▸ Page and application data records
══════

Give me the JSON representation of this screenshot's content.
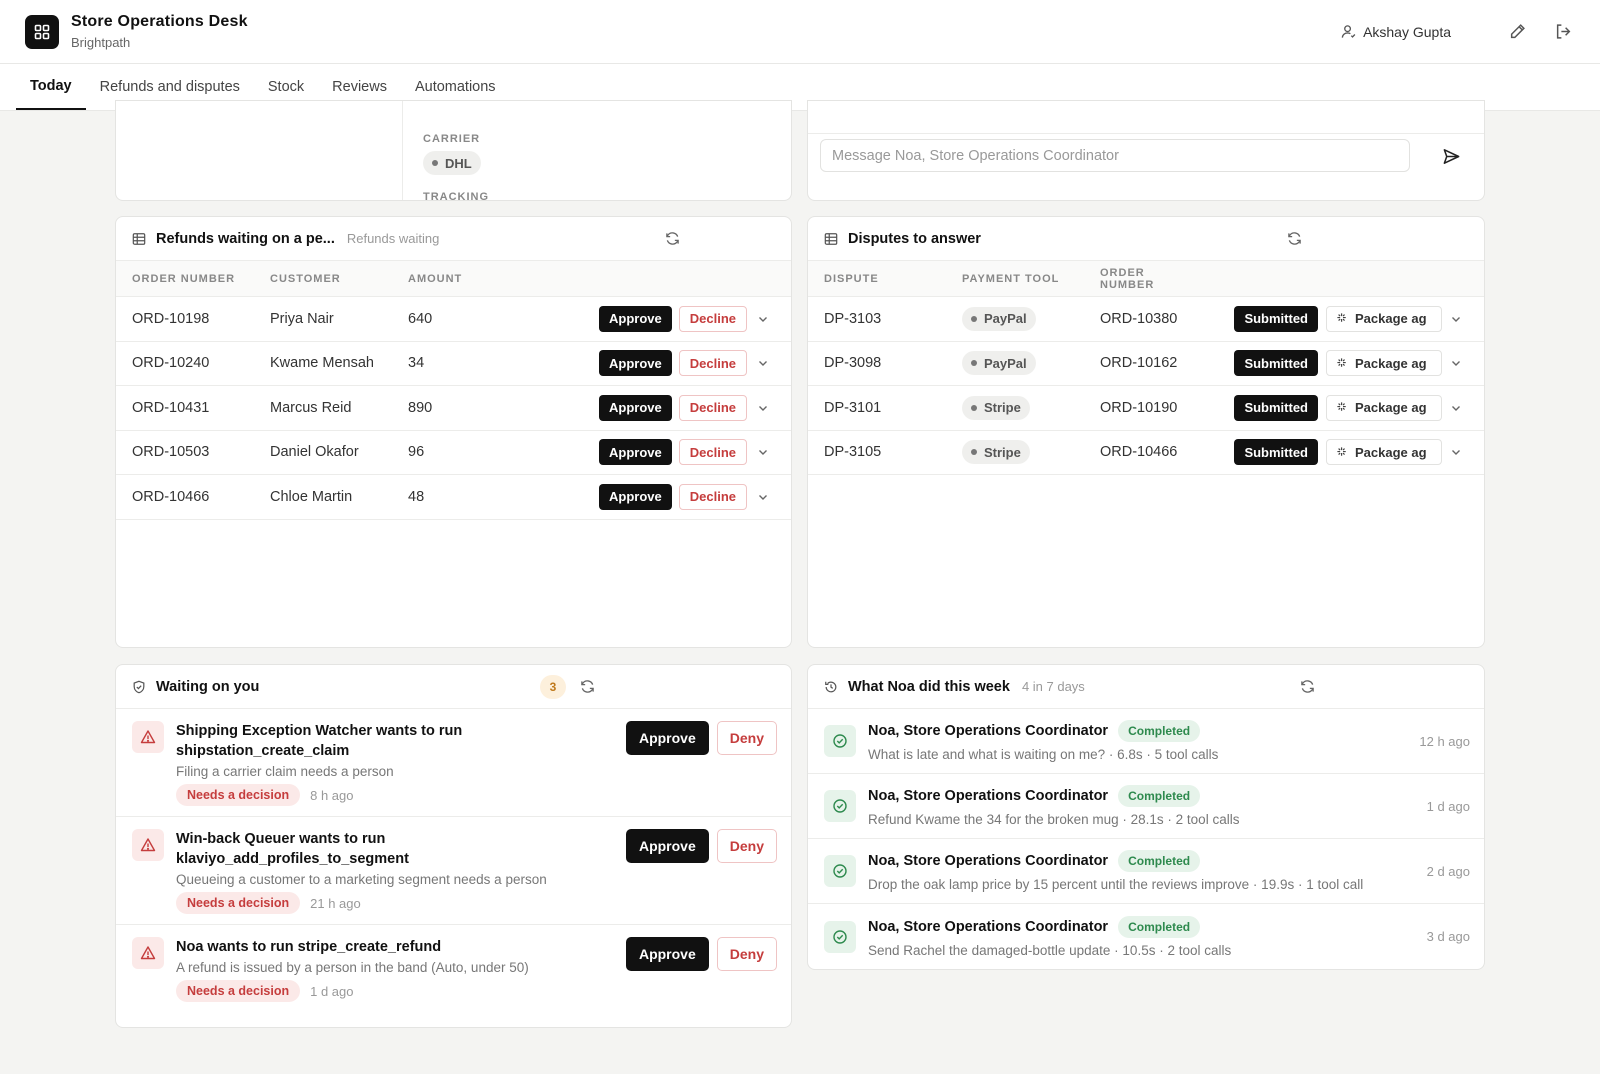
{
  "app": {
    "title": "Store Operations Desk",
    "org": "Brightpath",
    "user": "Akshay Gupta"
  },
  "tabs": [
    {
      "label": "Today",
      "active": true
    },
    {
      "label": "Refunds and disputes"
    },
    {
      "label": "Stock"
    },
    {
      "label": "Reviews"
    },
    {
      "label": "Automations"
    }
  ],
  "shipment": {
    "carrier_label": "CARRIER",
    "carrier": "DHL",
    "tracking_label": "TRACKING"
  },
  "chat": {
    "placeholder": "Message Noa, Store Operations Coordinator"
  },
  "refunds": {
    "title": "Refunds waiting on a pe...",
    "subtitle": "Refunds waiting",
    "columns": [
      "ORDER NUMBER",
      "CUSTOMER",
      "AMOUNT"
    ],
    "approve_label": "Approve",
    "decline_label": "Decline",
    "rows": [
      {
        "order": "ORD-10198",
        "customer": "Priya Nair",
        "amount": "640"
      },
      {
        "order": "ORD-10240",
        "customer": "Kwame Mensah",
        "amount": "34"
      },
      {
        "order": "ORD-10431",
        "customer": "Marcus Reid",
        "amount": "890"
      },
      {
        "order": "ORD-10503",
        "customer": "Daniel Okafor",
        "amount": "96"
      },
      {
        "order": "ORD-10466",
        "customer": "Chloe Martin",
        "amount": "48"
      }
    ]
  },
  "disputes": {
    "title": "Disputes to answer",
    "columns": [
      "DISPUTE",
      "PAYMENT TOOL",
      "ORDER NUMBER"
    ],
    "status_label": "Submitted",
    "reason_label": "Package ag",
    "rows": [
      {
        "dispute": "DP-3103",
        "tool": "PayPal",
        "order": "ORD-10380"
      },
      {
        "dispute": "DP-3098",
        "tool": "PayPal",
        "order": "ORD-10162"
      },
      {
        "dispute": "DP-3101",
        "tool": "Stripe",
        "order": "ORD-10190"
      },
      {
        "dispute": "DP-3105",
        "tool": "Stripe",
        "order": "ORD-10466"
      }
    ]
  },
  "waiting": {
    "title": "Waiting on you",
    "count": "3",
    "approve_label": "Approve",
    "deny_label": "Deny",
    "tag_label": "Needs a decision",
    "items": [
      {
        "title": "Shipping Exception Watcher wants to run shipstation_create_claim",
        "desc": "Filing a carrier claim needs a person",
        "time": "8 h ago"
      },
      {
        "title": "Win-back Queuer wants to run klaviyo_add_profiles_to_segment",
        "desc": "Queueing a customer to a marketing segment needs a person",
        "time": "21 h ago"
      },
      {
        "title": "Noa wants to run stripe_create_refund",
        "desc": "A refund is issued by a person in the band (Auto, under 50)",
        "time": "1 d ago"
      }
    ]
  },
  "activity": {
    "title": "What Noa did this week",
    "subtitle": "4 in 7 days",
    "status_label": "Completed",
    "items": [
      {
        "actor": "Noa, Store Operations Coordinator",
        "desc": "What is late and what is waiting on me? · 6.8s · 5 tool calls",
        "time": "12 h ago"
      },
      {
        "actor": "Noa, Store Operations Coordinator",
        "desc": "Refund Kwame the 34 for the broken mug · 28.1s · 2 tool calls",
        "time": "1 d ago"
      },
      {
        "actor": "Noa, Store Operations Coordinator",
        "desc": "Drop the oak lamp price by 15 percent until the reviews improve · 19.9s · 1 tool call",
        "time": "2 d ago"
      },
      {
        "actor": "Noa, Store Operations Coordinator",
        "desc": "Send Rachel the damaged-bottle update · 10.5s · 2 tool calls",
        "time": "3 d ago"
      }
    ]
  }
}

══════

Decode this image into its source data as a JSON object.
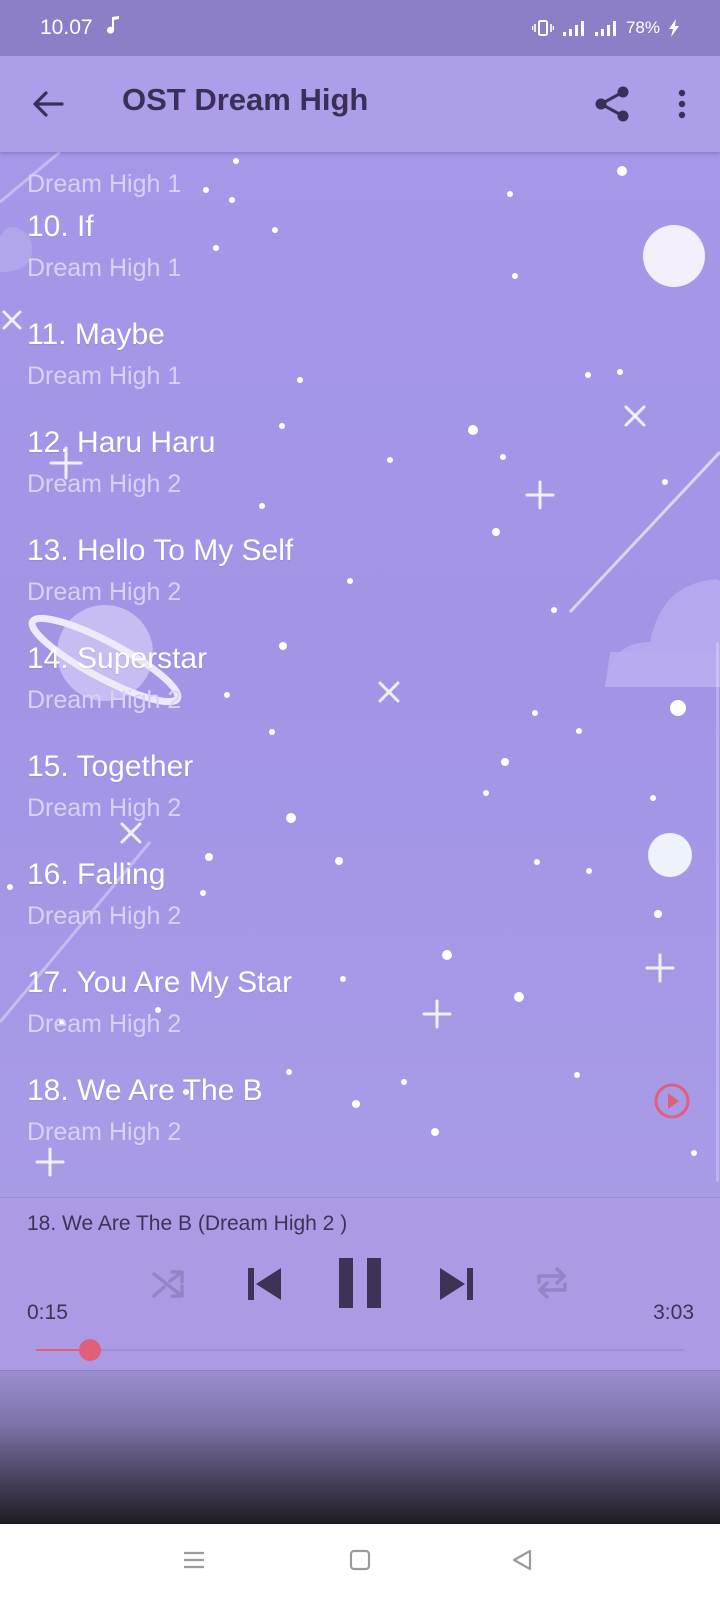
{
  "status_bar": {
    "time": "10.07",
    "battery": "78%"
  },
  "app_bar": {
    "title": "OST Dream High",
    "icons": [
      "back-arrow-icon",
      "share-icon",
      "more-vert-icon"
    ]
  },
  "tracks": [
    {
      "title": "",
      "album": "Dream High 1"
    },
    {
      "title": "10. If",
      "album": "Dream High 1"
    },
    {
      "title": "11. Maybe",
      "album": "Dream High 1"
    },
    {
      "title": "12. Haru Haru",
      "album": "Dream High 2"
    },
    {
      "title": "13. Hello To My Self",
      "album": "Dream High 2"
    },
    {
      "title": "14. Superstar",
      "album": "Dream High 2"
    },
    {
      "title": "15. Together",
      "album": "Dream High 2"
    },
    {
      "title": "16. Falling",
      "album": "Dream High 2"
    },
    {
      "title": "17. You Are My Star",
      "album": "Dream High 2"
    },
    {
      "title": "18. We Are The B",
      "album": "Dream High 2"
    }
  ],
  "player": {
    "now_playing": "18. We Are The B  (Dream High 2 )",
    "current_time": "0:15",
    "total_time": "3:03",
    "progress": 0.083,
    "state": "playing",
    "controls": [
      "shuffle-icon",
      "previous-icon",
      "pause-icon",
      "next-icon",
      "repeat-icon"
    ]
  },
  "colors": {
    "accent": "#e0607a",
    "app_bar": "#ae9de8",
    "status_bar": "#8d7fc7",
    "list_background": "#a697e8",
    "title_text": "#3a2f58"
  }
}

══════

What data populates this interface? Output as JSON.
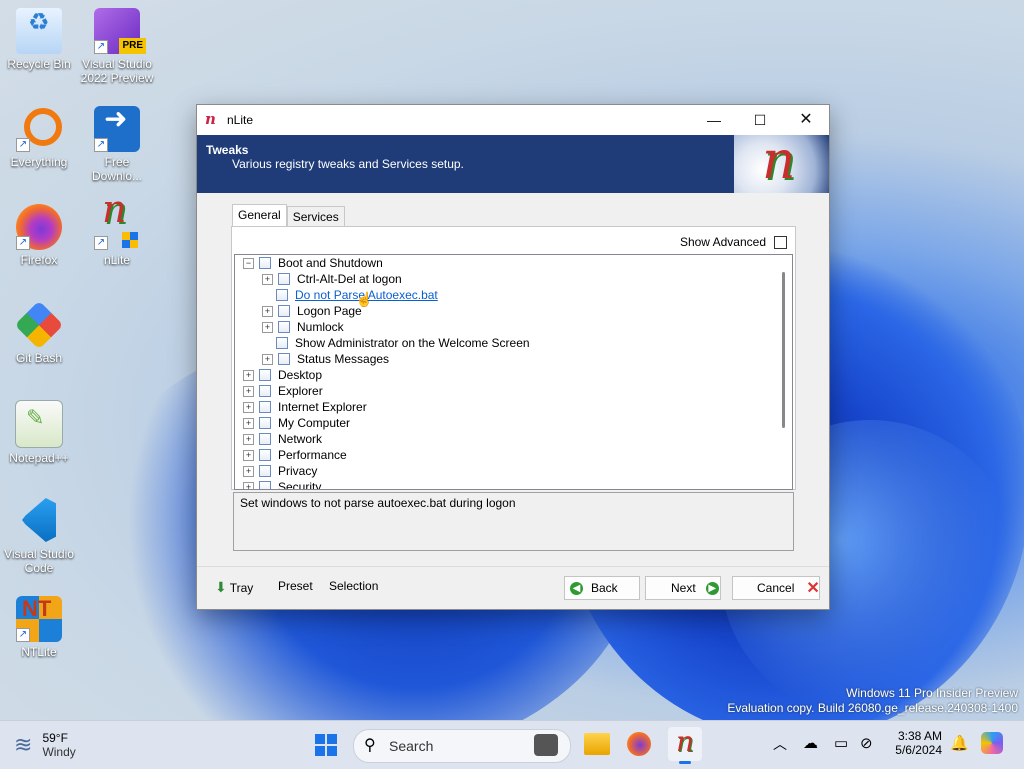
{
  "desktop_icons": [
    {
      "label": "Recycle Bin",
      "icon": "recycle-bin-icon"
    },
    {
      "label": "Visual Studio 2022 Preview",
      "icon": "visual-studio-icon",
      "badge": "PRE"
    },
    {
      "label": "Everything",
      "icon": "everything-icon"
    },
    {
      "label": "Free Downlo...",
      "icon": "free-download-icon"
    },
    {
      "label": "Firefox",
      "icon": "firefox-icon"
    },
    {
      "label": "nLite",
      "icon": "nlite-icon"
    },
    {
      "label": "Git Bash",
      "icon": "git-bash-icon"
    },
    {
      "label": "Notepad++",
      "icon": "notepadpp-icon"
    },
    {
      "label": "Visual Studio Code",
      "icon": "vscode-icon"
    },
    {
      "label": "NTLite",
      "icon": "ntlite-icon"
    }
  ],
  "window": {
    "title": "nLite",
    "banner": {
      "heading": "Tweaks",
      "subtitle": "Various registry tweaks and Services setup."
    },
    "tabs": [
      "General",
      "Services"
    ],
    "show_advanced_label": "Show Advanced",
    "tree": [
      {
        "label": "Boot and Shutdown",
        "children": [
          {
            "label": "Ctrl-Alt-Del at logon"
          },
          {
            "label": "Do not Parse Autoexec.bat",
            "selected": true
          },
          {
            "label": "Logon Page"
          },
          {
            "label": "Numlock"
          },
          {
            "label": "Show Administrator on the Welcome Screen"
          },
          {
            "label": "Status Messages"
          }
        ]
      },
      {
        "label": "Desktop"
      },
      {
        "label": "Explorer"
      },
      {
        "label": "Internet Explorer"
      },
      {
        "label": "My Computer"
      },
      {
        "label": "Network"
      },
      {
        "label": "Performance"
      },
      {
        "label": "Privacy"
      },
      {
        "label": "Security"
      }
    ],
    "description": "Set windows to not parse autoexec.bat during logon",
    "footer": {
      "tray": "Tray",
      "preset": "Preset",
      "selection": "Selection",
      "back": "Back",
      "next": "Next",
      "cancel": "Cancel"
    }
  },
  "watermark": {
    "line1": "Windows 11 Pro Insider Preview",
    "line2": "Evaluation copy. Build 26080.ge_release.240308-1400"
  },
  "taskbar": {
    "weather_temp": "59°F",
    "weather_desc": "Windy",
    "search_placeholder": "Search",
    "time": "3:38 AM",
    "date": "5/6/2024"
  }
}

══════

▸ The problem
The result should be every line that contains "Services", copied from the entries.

▸ Final answer
      "subtitle": "Various registry tweaks and Services setup."
      "Services"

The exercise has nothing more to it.